A couple of years ago, I worked for a documentation software company. We made a clever software that saved doctors, lawyers and other important people like police lots of time when they were making documents.
My job was to reach new prospective customers in these large organisations with advertisements, content and experiences that:
1. Educated them about their problem
2. Positioned our products as the solution
The problem was, I was never going to fully understand every customer's problem or what they needed as a solution. I was in a small office in New Zealand and we sold to loads of different industries all over the world.
I ended up producing a lot of generic and boring stuff before I figured something out.
Industry expertise and in-depth subject matter knowledge are tools for opening doors and building trust. Without those, marketing and sales teams will struggle to provide value to prospects.
Without subject matter expertise, marketing doesn't work.
The way we solved this problem was that we, as the head office, worked with customer-facing teams to build the tools they needed to reach customers. We had to give up some of our leadership on small things like exactly how a survey would run or how a client audit was put together - but marketing was able to be the overall leader of the process.
Sales provided the customer know-how, our experts provided the industry knowledge and marketing provided the leadership and marketing capability to make it all happen.
Once we nailed this process, we replicated in each region.

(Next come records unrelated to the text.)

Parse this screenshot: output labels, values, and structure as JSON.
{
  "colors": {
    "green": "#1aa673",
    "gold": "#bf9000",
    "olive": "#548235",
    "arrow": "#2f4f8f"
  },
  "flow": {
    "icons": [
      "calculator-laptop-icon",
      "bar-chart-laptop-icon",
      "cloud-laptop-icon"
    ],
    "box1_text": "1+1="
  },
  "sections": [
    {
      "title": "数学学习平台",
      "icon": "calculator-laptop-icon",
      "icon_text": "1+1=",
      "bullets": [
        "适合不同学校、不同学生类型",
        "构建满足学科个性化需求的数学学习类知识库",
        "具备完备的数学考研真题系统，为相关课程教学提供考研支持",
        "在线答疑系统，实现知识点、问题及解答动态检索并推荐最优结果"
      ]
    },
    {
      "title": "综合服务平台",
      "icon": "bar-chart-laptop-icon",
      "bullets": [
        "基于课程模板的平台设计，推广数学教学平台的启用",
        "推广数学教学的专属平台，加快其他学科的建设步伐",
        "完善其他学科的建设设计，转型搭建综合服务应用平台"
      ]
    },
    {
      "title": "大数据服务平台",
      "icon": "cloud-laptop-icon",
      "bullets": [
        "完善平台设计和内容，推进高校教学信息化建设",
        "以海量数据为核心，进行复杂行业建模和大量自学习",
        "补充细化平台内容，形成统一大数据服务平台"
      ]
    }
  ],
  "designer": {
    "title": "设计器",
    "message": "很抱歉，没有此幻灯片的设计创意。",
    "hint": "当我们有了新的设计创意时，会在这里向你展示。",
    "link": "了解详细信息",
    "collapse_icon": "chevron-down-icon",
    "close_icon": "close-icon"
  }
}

Our marketing was much more focused and our customers valued rather than avoided it.